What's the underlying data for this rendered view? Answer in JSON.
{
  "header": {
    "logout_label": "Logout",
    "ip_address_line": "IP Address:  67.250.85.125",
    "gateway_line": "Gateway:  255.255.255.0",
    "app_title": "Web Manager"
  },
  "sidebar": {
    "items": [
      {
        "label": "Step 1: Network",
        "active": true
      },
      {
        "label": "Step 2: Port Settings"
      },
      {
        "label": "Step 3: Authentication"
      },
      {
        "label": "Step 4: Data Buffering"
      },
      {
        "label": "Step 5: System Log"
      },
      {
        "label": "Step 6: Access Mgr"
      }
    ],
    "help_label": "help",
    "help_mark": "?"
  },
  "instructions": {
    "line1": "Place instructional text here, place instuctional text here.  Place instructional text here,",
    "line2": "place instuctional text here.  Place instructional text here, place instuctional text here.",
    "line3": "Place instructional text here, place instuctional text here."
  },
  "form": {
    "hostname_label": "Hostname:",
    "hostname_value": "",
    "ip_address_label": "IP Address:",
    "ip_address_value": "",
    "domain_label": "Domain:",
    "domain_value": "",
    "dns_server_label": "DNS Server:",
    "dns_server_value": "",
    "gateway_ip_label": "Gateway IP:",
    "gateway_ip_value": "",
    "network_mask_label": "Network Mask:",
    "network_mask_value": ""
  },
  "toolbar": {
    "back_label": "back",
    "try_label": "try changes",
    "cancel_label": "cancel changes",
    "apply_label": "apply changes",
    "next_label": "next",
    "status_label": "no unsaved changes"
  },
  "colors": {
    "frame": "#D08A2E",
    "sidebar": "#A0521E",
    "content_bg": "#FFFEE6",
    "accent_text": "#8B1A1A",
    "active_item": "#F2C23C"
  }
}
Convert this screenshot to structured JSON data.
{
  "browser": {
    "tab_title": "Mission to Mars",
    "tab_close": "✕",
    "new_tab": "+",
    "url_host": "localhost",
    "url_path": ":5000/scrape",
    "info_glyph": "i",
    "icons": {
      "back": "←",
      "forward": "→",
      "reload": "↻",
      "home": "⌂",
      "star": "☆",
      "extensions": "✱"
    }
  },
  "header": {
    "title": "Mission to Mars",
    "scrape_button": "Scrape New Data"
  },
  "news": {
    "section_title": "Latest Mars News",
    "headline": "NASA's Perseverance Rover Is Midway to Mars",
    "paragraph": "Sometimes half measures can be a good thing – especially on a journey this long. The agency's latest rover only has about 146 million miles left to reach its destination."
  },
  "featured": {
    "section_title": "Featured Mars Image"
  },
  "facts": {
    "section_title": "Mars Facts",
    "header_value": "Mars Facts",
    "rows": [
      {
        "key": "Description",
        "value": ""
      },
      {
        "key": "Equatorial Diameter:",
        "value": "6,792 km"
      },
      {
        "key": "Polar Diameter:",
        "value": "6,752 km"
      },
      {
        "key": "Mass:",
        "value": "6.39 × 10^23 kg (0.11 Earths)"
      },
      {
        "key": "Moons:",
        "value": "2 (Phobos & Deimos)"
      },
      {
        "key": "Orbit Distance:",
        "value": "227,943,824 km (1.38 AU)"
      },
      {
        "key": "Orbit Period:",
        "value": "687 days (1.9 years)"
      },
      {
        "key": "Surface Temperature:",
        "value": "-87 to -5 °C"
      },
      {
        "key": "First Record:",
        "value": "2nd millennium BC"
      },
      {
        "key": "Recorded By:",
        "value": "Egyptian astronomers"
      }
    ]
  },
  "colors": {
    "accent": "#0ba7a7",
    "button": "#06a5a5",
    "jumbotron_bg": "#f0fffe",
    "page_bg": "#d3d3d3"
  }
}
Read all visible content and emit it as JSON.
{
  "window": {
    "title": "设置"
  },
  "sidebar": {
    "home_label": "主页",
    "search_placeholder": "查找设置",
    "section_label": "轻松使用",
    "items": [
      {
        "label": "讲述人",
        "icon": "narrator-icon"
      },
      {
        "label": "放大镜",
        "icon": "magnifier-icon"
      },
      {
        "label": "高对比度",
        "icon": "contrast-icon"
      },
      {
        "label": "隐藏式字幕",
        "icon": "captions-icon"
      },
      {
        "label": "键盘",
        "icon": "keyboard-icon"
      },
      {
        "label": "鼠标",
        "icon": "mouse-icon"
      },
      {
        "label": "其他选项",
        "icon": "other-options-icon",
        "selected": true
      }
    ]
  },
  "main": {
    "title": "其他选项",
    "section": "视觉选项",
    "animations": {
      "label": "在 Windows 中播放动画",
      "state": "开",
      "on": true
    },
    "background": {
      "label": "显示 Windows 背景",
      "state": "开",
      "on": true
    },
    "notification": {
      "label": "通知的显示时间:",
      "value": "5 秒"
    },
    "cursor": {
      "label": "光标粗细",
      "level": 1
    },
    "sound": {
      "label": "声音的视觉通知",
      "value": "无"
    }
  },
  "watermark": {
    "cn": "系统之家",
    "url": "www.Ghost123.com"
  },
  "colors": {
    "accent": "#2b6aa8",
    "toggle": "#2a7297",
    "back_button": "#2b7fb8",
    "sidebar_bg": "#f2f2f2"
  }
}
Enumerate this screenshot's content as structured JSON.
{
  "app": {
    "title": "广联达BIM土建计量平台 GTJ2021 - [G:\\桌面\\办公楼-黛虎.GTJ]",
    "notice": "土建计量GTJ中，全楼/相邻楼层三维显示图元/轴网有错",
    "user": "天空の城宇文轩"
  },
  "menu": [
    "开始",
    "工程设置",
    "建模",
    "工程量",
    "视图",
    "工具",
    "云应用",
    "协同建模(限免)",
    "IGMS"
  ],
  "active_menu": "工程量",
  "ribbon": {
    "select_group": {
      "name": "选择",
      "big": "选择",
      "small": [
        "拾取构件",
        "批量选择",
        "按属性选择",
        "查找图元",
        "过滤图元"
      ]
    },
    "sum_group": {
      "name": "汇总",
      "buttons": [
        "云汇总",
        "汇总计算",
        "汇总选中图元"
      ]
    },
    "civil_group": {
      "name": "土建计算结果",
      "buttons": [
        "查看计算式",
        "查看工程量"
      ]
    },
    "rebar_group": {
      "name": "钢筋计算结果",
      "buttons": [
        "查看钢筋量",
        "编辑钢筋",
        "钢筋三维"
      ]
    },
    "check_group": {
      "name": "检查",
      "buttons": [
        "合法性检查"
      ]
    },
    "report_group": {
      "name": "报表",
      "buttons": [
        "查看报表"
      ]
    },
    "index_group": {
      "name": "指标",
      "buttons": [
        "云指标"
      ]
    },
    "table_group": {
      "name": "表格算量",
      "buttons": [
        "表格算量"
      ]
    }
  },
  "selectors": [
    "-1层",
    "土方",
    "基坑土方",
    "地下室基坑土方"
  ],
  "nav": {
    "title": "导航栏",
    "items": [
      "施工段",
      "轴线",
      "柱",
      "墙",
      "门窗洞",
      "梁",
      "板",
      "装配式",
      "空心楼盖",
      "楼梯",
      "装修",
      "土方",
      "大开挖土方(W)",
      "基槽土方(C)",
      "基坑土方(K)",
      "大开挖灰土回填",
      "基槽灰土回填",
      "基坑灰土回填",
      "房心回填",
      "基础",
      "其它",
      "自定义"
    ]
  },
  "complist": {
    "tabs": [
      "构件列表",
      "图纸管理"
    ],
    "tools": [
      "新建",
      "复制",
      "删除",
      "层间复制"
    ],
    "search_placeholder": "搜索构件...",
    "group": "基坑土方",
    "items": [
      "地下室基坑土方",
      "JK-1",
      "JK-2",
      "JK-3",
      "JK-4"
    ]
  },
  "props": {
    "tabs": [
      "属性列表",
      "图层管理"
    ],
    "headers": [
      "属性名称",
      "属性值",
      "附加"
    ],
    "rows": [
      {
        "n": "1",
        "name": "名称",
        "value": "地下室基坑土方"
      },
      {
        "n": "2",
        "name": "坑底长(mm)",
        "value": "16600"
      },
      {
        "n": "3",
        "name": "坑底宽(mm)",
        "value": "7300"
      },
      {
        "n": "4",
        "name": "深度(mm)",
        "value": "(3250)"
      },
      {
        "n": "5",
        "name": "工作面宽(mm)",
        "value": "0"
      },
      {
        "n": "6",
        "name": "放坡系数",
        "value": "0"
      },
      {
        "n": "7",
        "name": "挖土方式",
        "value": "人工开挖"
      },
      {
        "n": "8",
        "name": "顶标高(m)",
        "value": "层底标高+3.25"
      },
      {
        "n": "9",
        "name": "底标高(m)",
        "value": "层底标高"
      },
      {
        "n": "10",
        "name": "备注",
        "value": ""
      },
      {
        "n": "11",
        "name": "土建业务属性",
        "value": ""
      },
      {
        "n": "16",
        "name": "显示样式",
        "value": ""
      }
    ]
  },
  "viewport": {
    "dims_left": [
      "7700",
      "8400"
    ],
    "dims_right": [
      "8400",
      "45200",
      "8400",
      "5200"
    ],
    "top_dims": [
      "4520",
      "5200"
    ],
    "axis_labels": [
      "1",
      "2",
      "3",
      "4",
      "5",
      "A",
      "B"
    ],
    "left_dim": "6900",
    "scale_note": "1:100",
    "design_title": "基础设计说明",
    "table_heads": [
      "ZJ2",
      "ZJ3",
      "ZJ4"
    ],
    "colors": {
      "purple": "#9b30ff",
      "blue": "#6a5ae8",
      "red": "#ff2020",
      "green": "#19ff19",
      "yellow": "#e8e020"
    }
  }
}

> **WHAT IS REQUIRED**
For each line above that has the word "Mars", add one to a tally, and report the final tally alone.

> **RESPONSE TO THE EXERCISE**
7